Copy the records below character for character.

----- Provided information

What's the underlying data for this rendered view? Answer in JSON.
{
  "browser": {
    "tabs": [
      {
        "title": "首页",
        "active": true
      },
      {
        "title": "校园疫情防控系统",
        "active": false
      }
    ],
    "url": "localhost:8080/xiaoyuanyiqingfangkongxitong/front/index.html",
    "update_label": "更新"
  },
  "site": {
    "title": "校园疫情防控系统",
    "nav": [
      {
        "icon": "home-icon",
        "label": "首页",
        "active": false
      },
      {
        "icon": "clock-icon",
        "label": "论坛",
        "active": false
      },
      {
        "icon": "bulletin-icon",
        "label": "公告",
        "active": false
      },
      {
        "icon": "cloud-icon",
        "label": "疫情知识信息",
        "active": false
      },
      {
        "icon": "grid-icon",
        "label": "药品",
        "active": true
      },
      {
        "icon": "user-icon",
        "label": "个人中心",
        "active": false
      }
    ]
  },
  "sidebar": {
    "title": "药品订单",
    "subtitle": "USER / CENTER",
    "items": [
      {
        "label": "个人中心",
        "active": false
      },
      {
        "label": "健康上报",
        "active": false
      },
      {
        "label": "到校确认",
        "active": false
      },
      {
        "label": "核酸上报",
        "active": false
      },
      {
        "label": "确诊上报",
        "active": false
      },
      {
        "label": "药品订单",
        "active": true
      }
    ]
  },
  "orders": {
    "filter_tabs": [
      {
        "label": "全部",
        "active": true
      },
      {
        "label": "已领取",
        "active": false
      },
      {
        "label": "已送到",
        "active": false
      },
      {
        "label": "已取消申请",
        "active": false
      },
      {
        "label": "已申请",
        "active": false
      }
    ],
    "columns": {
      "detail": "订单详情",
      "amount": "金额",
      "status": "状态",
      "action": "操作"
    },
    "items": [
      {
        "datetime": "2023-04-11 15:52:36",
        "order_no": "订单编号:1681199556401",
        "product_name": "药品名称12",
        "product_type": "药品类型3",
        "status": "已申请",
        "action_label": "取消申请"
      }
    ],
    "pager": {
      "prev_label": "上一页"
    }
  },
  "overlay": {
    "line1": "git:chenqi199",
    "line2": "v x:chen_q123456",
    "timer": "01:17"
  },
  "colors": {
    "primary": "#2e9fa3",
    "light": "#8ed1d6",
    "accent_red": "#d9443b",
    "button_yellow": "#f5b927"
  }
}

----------

Solution:
What's the underlying data for this rendered view? Answer in JSON.
{
  "browser": {
    "tabs": [
      {
        "title": "首页",
        "active": true
      },
      {
        "title": "校园疫情防控系统",
        "active": false
      }
    ],
    "url": "localhost:8080/xiaoyuanyiqingfangkongxitong/front/index.html",
    "update_label": "更新"
  },
  "site": {
    "title": "校园疫情防控系统",
    "nav": [
      {
        "icon": "home-icon",
        "label": "首页",
        "active": false
      },
      {
        "icon": "clock-icon",
        "label": "论坛",
        "active": false
      },
      {
        "icon": "bulletin-icon",
        "label": "公告",
        "active": false
      },
      {
        "icon": "cloud-icon",
        "label": "疫情知识信息",
        "active": false
      },
      {
        "icon": "grid-icon",
        "label": "药品",
        "active": true
      },
      {
        "icon": "user-icon",
        "label": "个人中心",
        "active": false
      }
    ]
  },
  "sidebar": {
    "title": "药品订单",
    "subtitle": "USER / CENTER",
    "items": [
      {
        "label": "个人中心",
        "active": false
      },
      {
        "label": "健康上报",
        "active": false
      },
      {
        "label": "到校确认",
        "active": false
      },
      {
        "label": "核酸上报",
        "active": false
      },
      {
        "label": "确诊上报",
        "active": false
      },
      {
        "label": "药品订单",
        "active": true
      }
    ]
  },
  "orders": {
    "filter_tabs": [
      {
        "label": "全部",
        "active": true
      },
      {
        "label": "已领取",
        "active": false
      },
      {
        "label": "已送到",
        "active": false
      },
      {
        "label": "已取消申请",
        "active": false
      },
      {
        "label": "已申请",
        "active": false
      }
    ],
    "columns": {
      "detail": "订单详情",
      "amount": "金额",
      "status": "状态",
      "action": "操作"
    },
    "items": [
      {
        "datetime": "2023-04-11 15:52:36",
        "order_no": "订单编号:1681199556401",
        "product_name": "药品名称12",
        "product_type": "药品类型3",
        "status": "已申请",
        "action_label": "取消申请"
      }
    ],
    "pager": {
      "prev_label": "上一页"
    }
  },
  "overlay": {
    "line1": "git:chenqi199",
    "line2": "v x:chen_q123456",
    "timer": "01:17"
  },
  "colors": {
    "primary": "#2e9fa3",
    "light": "#8ed1d6",
    "accent_red": "#d9443b",
    "button_yellow": "#f5b927"
  }
}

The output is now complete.